## [WORKING DATA]
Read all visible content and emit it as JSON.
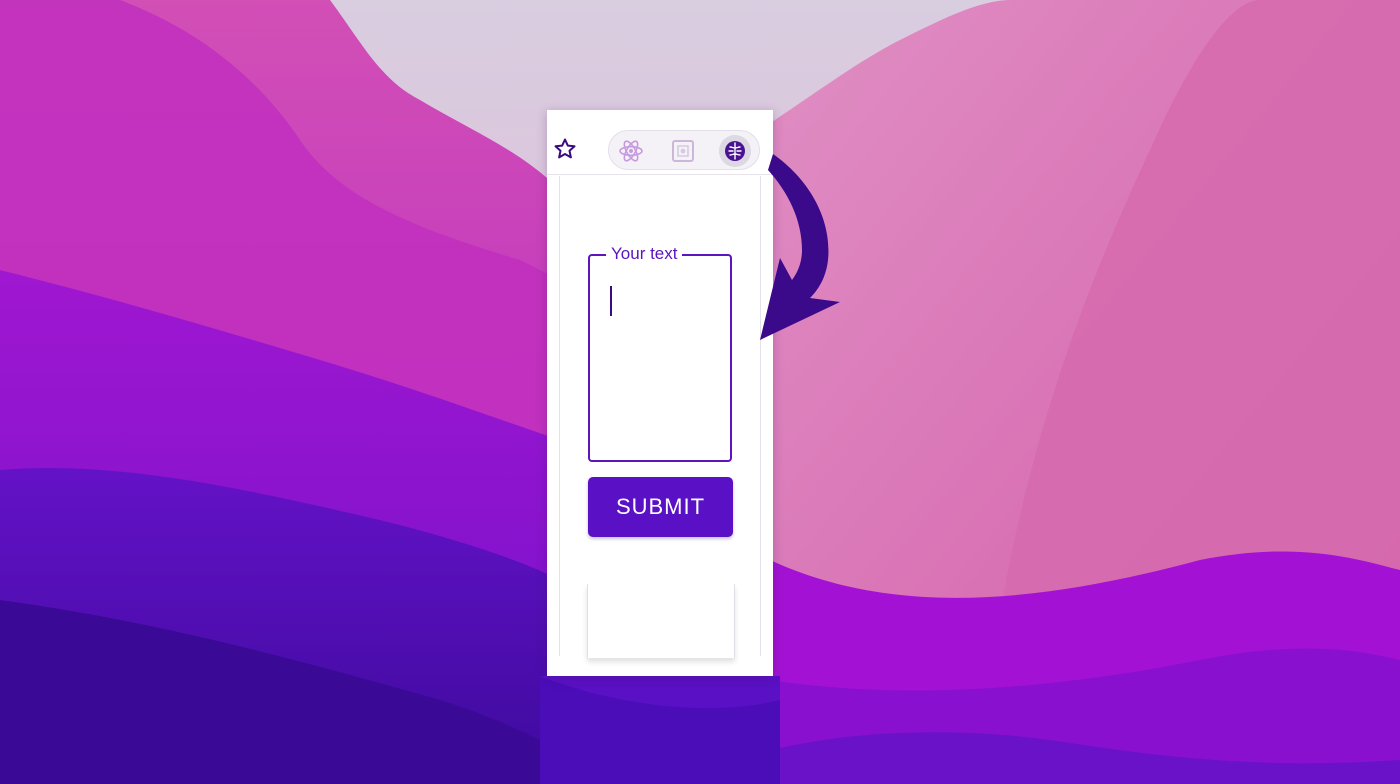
{
  "wallpaper": {
    "description_colors": [
      "#d8c8de",
      "#d64fb5",
      "#b826c2",
      "#8a14d0",
      "#5a10c4",
      "#3a0a9a"
    ]
  },
  "toolbar": {
    "bookmark_icon": "star-outline-icon",
    "extensions": [
      {
        "icon": "react-atom-icon"
      },
      {
        "icon": "puzzle-icon"
      },
      {
        "icon": "brain-icon",
        "active": true
      }
    ]
  },
  "popup": {
    "text_field": {
      "label": "Your text",
      "value": ""
    },
    "submit_label": "SUBMIT"
  },
  "colors": {
    "accent": "#5a10c4",
    "arrow": "#3a0a8a"
  }
}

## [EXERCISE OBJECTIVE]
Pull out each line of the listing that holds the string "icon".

## [REPLY TO THE TASK]
    "bookmark_icon": "star-outline-icon",
        "icon": "react-atom-icon"
        "icon": "puzzle-icon"
        "icon": "brain-icon",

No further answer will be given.